The dining options in Camp Curry are pretty basic – we chose pizza the first night. It was chilly on the valley floor, and we both had a tough time sleeping because we were so cold. Apparently we weren’t the only ones, because when we tried to buy hand warmers the next day, they were sold out! The bathrooms were heated and the water was warm, so I may have stayed a bit longer than necessary in the shower :)
We did make it through the night, though, and woke up bright and early for a day of exploring! First, we took the free shuttle to the base of the Mist Trail, one of Yosemite’s signature hikes. The Mist Trail consists of a few segments. Many folks hike up to the bridge below Vernal Falls – about 1.5 miles – and then turn around. Others choose to hike to the top of Vernal Falls, which adds another mile. Finally, some choose to hike to the top of Nevada Falls, which adds another 3 miles, plus 5 miles back down via the John Muir Trail. When John previously visited with his family, he hiked to the top of Vernal but not Nevada, and so he was really hoping to complete the whole loop. I was a bit nervous, so we decided to play it by ear.
Happily, the views are spectacular no matter how far up you go!
We made it to the base of Vernal Falls without too much difficulty, so then it was on to the section of the Mist Trail that gives it its name. You really do get soaked, and the trail is pretty slippery and precarious at times! No hand rails for most of it.
We still felt good after we reached the top of Vernal, so we decided to go all the way! The last three miles up to the top of Nevada actually were pleasantly doable – the trail dips in and out of the sun, so we didn’t get too hot, and we took lots of water and scenery-viewing breaks along the way. It was definitely worth it.
This guy. Trying to give me a heart attack.
This is as close as I wanted to get to the edge – and only flat on my stomach. I was still whimpering. In fact, just looking at this photo makes my palms sweaty.
After a snack break, it was back down to the parking lot via the John Muir Trail, which afforded beautiful views of Nevada Falls looking back.
Our hike back down was otherwise pretty uneventful. After a quick lunch at Curry Village we headed back out to take a peek at Mirror Lake.
Sick of camp food, we opted for dinner in the bar at the Ahwahanee, the luxury hotel in the park. On the drive over from camp, we saw one of the sweetest and most beautiful sights – deer bedding down for the night in an open, grassy field. All we could see was their little heads poking up above the tall grass!
We then drove the hour up to Glacier Point to catch the sunset. It might sound kind of silly to drive an hour just for a view, but trust me, this one was worth it. I’ve never seen such a majestic panorama. Our world is such a beautiful place! Pictures absolutely cannot do it justice.

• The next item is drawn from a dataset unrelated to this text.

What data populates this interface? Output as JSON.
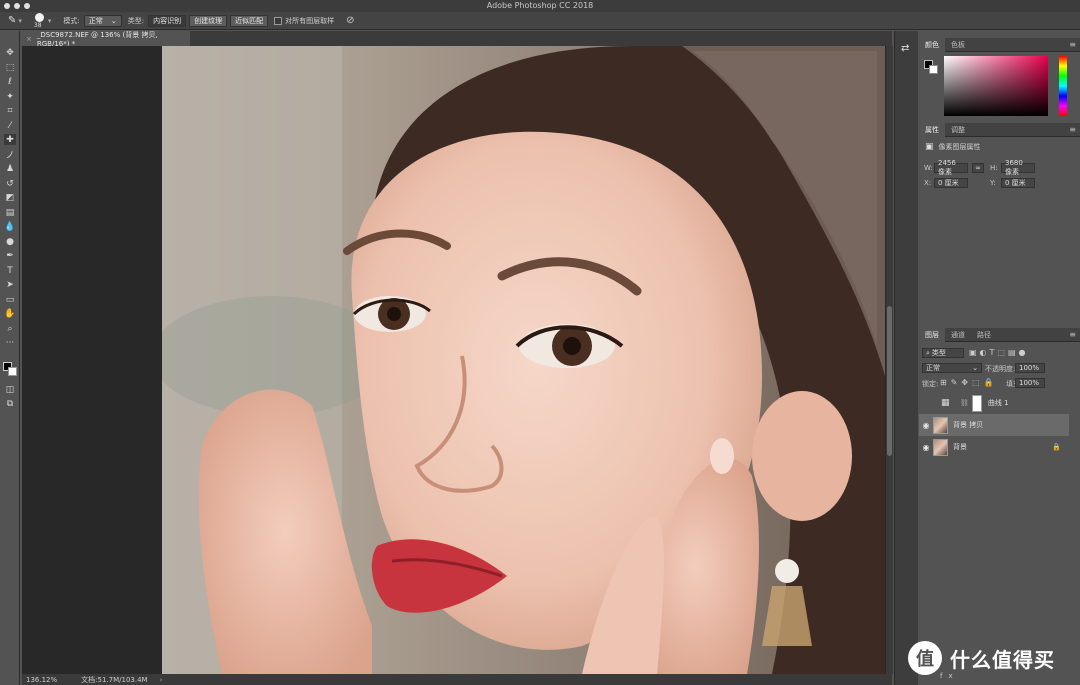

After a warmer second’s night sleep, our last view on the drive out of the park was the beautiful Yosemite Falls. Someone commented on my instagram that it was “such an American view,” and I completely agree. Visiting Yosemite made me even more proud of our amazing country!
With that, we were on to our last stop: San Francisco!
Day one: Malibu, Ojai, Montecito
Day two: Santa Barbara, Montana de Oro, Cayucos
Day three: Cambria, San Simeon, Big Sur
Day four: Carmel and Monterey